There was once talk a few years ago of doing "Marty" with John C. Reilly in the title role.  It has yet to happen but I wouldn't count it out too quickly.

In one way, all this is great for Broadway.  Let's face it: There's a bottomless pit of movies to be turned into stage musicals.

On the other hand, stage plays are rarely gobbled up anymore by the movie industry.  This tradition is all but dead.  That revenue is gone. The Times could easily run a companion piece – or at least a sidebar – on how dramatically the Hollywood/Broadway relationship has changed.

There was a time when stage productions were a major source for the movie industry.  But not anymore.  Quick!   Name the Broadway shows that have been made into movies recently.  Off the top of my head, I can think of only six major titles – “Les Miserables,” “Rock of Ages,” “Rabbit Hole,”  "August: Osage County" and two by Roman Polanski - “Carnage” (“God of Carnage” on stage), and "Venus in Fur."

And coming up are "Into the Woods" and a remake of "Annie."

But, after that, I come up empty.

Successful stage plays like “Mister Roberts,” once routinely filmed, rarely make it to the big screen these days.

The marketing tool, “Soon to be a Major Motion Picture,” has become obsolete, replaced by “Soon to be a Major Broadway Musical.”

A reversal indeed.  But why?  Any theories?  Share!

Thursday, November 06, 2014

que sera

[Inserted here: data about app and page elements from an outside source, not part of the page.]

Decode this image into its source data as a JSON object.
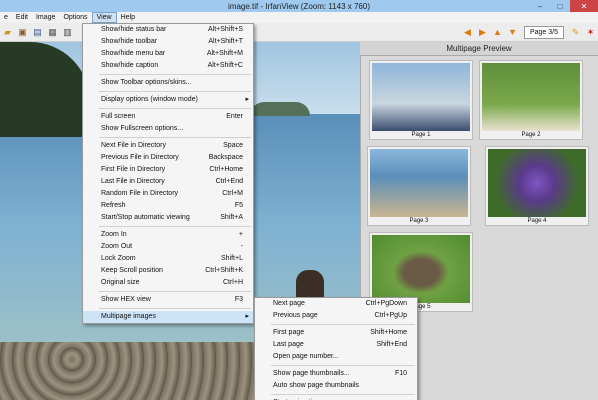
{
  "window": {
    "title": "image.tif - IrfanView (Zoom: 1143 x 760)",
    "minimize": "–",
    "maximize": "□",
    "close": "✕"
  },
  "menubar": [
    "e",
    "Edit",
    "Image",
    "Options",
    "View",
    "Help"
  ],
  "toolbar": {
    "page_label": "Page 3/5"
  },
  "preview": {
    "title": "Multipage Preview",
    "thumbs": [
      {
        "caption": "Page 1"
      },
      {
        "caption": "Page 2"
      },
      {
        "caption": "Page 3"
      },
      {
        "caption": "Page 4"
      },
      {
        "caption": "Page 5"
      }
    ]
  },
  "view_menu": [
    {
      "label": "Show/hide status bar",
      "shortcut": "Alt+Shift+S"
    },
    {
      "label": "Show/hide toolbar",
      "shortcut": "Alt+Shift+T"
    },
    {
      "label": "Show/hide menu bar",
      "shortcut": "Alt+Shift+M"
    },
    {
      "label": "Show/hide caption",
      "shortcut": "Alt+Shift+C"
    },
    {
      "sep": true
    },
    {
      "label": "Show Toolbar options/skins..."
    },
    {
      "sep": true
    },
    {
      "label": "Display options (window mode)",
      "arrow": "▸"
    },
    {
      "sep": true
    },
    {
      "label": "Full screen",
      "shortcut": "Enter"
    },
    {
      "label": "Show Fullscreen options..."
    },
    {
      "sep": true
    },
    {
      "label": "Next File in Directory",
      "shortcut": "Space"
    },
    {
      "label": "Previous File in Directory",
      "shortcut": "Backspace"
    },
    {
      "label": "First File in Directory",
      "shortcut": "Ctrl+Home"
    },
    {
      "label": "Last File in Directory",
      "shortcut": "Ctrl+End"
    },
    {
      "label": "Random File in Directory",
      "shortcut": "Ctrl+M"
    },
    {
      "label": "Refresh",
      "shortcut": "F5"
    },
    {
      "label": "Start/Stop automatic viewing",
      "shortcut": "Shift+A"
    },
    {
      "sep": true
    },
    {
      "label": "Zoom In",
      "shortcut": "+"
    },
    {
      "label": "Zoom Out",
      "shortcut": "-"
    },
    {
      "label": "Lock Zoom",
      "shortcut": "Shift+L"
    },
    {
      "label": "Keep Scroll position",
      "shortcut": "Ctrl+Shift+K"
    },
    {
      "label": "Original size",
      "shortcut": "Ctrl+H"
    },
    {
      "sep": true
    },
    {
      "label": "Show HEX view",
      "shortcut": "F3"
    },
    {
      "sep": true
    },
    {
      "label": "Multipage images",
      "arrow": "▸",
      "highlight": true
    }
  ],
  "multipage_menu": [
    {
      "label": "Next page",
      "shortcut": "Ctrl+PgDown"
    },
    {
      "label": "Previous page",
      "shortcut": "Ctrl+PgUp"
    },
    {
      "sep": true
    },
    {
      "label": "First page",
      "shortcut": "Shift+Home"
    },
    {
      "label": "Last page",
      "shortcut": "Shift+End"
    },
    {
      "label": "Open page number..."
    },
    {
      "sep": true
    },
    {
      "label": "Show page thumbnails...",
      "shortcut": "F10"
    },
    {
      "label": "Auto show page thumbnails"
    },
    {
      "sep": true
    },
    {
      "label": "Start animation..."
    }
  ],
  "icons": [
    "open-icon",
    "save-icon",
    "print-icon",
    "arrow-left-icon",
    "arrow-right-icon",
    "page-up-icon",
    "page-down-icon",
    "settings-icon",
    "irfanview-cat-icon"
  ]
}
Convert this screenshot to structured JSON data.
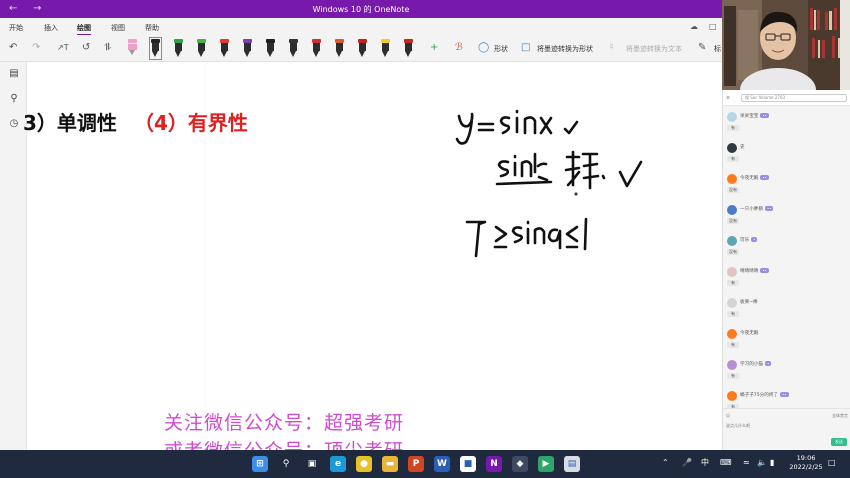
{
  "window": {
    "title": "Windows 10 的 OneNote",
    "back_icon": "back-arrow-icon",
    "forward_icon": "forward-arrow-icon"
  },
  "ribbon": {
    "tabs": [
      {
        "label": "开始",
        "active": false
      },
      {
        "label": "插入",
        "active": false
      },
      {
        "label": "绘图",
        "active": true
      },
      {
        "label": "视图",
        "active": false
      },
      {
        "label": "帮助",
        "active": false
      }
    ]
  },
  "toolbar": {
    "shapes_label": "形状",
    "ink_to_shape_label": "将墨迹转换为形状",
    "ink_to_text_label": "将墨迹转换为文本",
    "ruler_label": "标",
    "pen_colors": [
      "#f0a0c8",
      "#222222",
      "#2fa14b",
      "#47b347",
      "#e03b2f",
      "#7d3fb0",
      "#1f1f1f",
      "#333333",
      "#d42f2f",
      "#e0572e",
      "#c82020",
      "#eecf1e",
      "#c42525"
    ]
  },
  "note": {
    "heading_part1": "3）单调性",
    "heading_part2": "（4）有界性",
    "heading_color": "#e02020",
    "watermark_line1": "关注微信公众号：超强考研",
    "watermark_line2": "或者微信公众号：顶尖考研"
  },
  "chat": {
    "search_text": "搜 Soc Volume 2703",
    "messages": [
      {
        "name": "呆呆宝宝",
        "badge": "••",
        "tag": "有",
        "color": "#b6d6e8"
      },
      {
        "name": "史",
        "badge": "",
        "tag": "有",
        "color": "#2f3c3f"
      },
      {
        "name": "今夜无眠",
        "badge": "••",
        "tag": "没有",
        "color": "#ff7a1e"
      },
      {
        "name": "一只小胖鹅",
        "badge": "••",
        "tag": "没有",
        "color": "#4b7bc8"
      },
      {
        "name": "可乐",
        "badge": "•",
        "tag": "没有",
        "color": "#5aa8b4"
      },
      {
        "name": "晴晴晴晴",
        "badge": "••",
        "tag": "有",
        "color": "#e2c4c0"
      },
      {
        "name": "板栗~棒",
        "badge": "",
        "tag": "有",
        "color": "#d5d5d5"
      },
      {
        "name": "今夜无眠",
        "badge": "",
        "tag": "有",
        "color": "#ff7a1e"
      },
      {
        "name": "学习的小猫",
        "badge": "•",
        "tag": "有",
        "color": "#b88fd0"
      },
      {
        "name": "橘子子75分的终了",
        "badge": "••",
        "tag": "有",
        "color": "#ff7a1e"
      }
    ],
    "footer_hint": "说点儿什么吧",
    "footer_right": "全体禁言",
    "send_label": "发送"
  },
  "taskbar": {
    "apps": [
      {
        "name": "start-icon",
        "glyph": "⊞",
        "bg": "#3d8ee8"
      },
      {
        "name": "search-icon",
        "glyph": "⚲",
        "bg": "transparent"
      },
      {
        "name": "taskview-icon",
        "glyph": "▣",
        "bg": "transparent"
      },
      {
        "name": "edge-icon",
        "glyph": "e",
        "bg": "#1c9ad6"
      },
      {
        "name": "chrome-icon",
        "glyph": "●",
        "bg": "#e8c22a"
      },
      {
        "name": "explorer-icon",
        "glyph": "▬",
        "bg": "#e8b43a"
      },
      {
        "name": "powerpoint-icon",
        "glyph": "P",
        "bg": "#d04623"
      },
      {
        "name": "word-icon",
        "glyph": "W",
        "bg": "#2b5fb4"
      },
      {
        "name": "whiteboard-icon",
        "glyph": "■",
        "bg": "#ffffff"
      },
      {
        "name": "onenote-icon",
        "glyph": "N",
        "bg": "#7719aa"
      },
      {
        "name": "app-icon",
        "glyph": "◆",
        "bg": "#3f4b63"
      },
      {
        "name": "app2-icon",
        "glyph": "▶",
        "bg": "#2fa56a"
      },
      {
        "name": "app3-icon",
        "glyph": "▤",
        "bg": "#d8dce4"
      }
    ],
    "tray_lang": "中",
    "time": "19:06",
    "date": "2022/2/25"
  }
}
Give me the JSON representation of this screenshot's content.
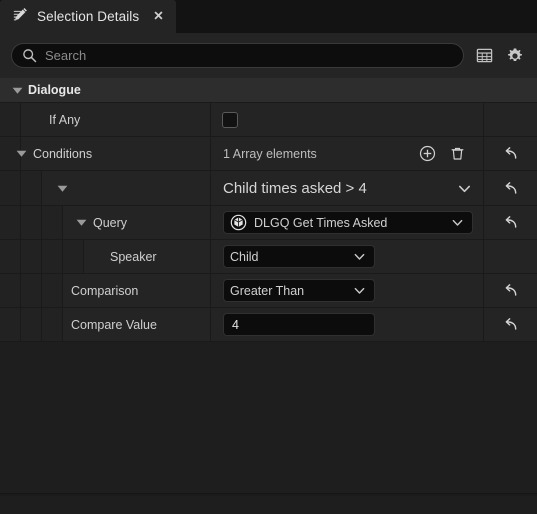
{
  "tab": {
    "title": "Selection Details",
    "icon": "details-pencil-icon",
    "close_label": "✕"
  },
  "search": {
    "placeholder": "Search",
    "value": "",
    "icon": "search-icon"
  },
  "toolbar": {
    "columns_icon": "table-columns-icon",
    "settings_icon": "gear-icon"
  },
  "category": {
    "label": "Dialogue"
  },
  "rows": {
    "if_any": {
      "label": "If Any",
      "checked": false
    },
    "conditions": {
      "label": "Conditions",
      "value": "1 Array elements",
      "add_icon": "plus-circle-icon",
      "delete_icon": "trash-icon",
      "reset_icon": "reset-arrow-icon"
    },
    "element": {
      "label": "",
      "summary": "Child times asked > 4"
    },
    "query": {
      "label": "Query",
      "value": "DLGQ Get Times Asked",
      "class_icon": "blueprint-class-icon"
    },
    "speaker": {
      "label": "Speaker",
      "value": "Child"
    },
    "comparison": {
      "label": "Comparison",
      "value": "Greater Than"
    },
    "compare_value": {
      "label": "Compare Value",
      "value": "4"
    }
  },
  "colors": {
    "panel_bg": "#1e1e1e",
    "row_bg": "#242424",
    "category_bg": "#2d2d2d",
    "field_bg": "#0c0c0c",
    "text": "#d0d0d0",
    "tabbar_bg": "#131313"
  }
}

There are hundreds - nay, thousands - of movie blogs on the web.  Too many.  It can be overwhelming to those film freaks compelled to sample them all.  Personally, I reduced my movie-blog perusing to one, Vienna’s Classic Hollywood, which is hands-down, inarguably, the best.

Vienna's goal is simple - to treat us to an array of movie stills, posters and especially rare production shots, such as the one above of Vera Miles in a costume check when she was getting ready to star for Hitchcock as Madeleine/Judy in "Vertigo."  Vera left the production, of course, and Kim Novak came on board, turning in an iconic breakthrough performance.

It's difficult to separate Novak from"Vertigo," and one can only imagine how Miles would have read the role(s) if her pregnancy hadn't intruded.

I hope Vienna doesn't mind that I "borrowed" this shot from her site, but what better way to introduce you to Vienna's most essential blog?

Saturday, November 01, 2014

indelible moment: "The Graduate" (1967)

It's 1967. The movie is Mike Nichols' "The Graduate," adapted by Buck Henry and Calder Willingham from Charles Webb's novel.

Dustin Hoffman, as recent graduate Benjamin Braddock, is talking with Elisabeth Frazer, as Joanne, a friend of his parents, when they are interrupted by Mr. McQuire, played by Walter Brooke.

Mr. McQuire's one-word recommendation to Benjamin brought gales of laughter in theaters - and still does, even though that word has proven to be eerily prophetic.

Joanne: "What are you going to do now?"
Ben: "I was going to go upstairs for a minute."
Joanne: "I mean with your future - your life."
Ben: "That's a little bit hard to say."
Mr. McGuire: (interrupting them) "Ben."
Benjamin: (to Joanne) "Excuse me."
Benjamin: (turning away from Joanne) "Mr. McGuire!"
Mr. McGuire: "Ben."
Benjamin: (voice trailing off) "Mr. McGuire."
Mr.McGuire: "Come with me for a minute. I want to talk to you. Excuse us, Joanne?"
Joanne: "Of course."

(pause)

Mr. McGuire: "I just want to say one word to you. Just one word."
Benjamin: "Yes, sir."
Mr. McGuire: "Are you listening?"
Benjamin: "Yes, I am."
Mr. McGuire: "Plastics."
Benjamin: "Exactly how do you mean?"
Mr.McGuire: "There's a great future in plastics. Think about it. Will you think about it?"
Ben: "Yes, I will."
Mr. McGuire: "Enough said. That's a deal."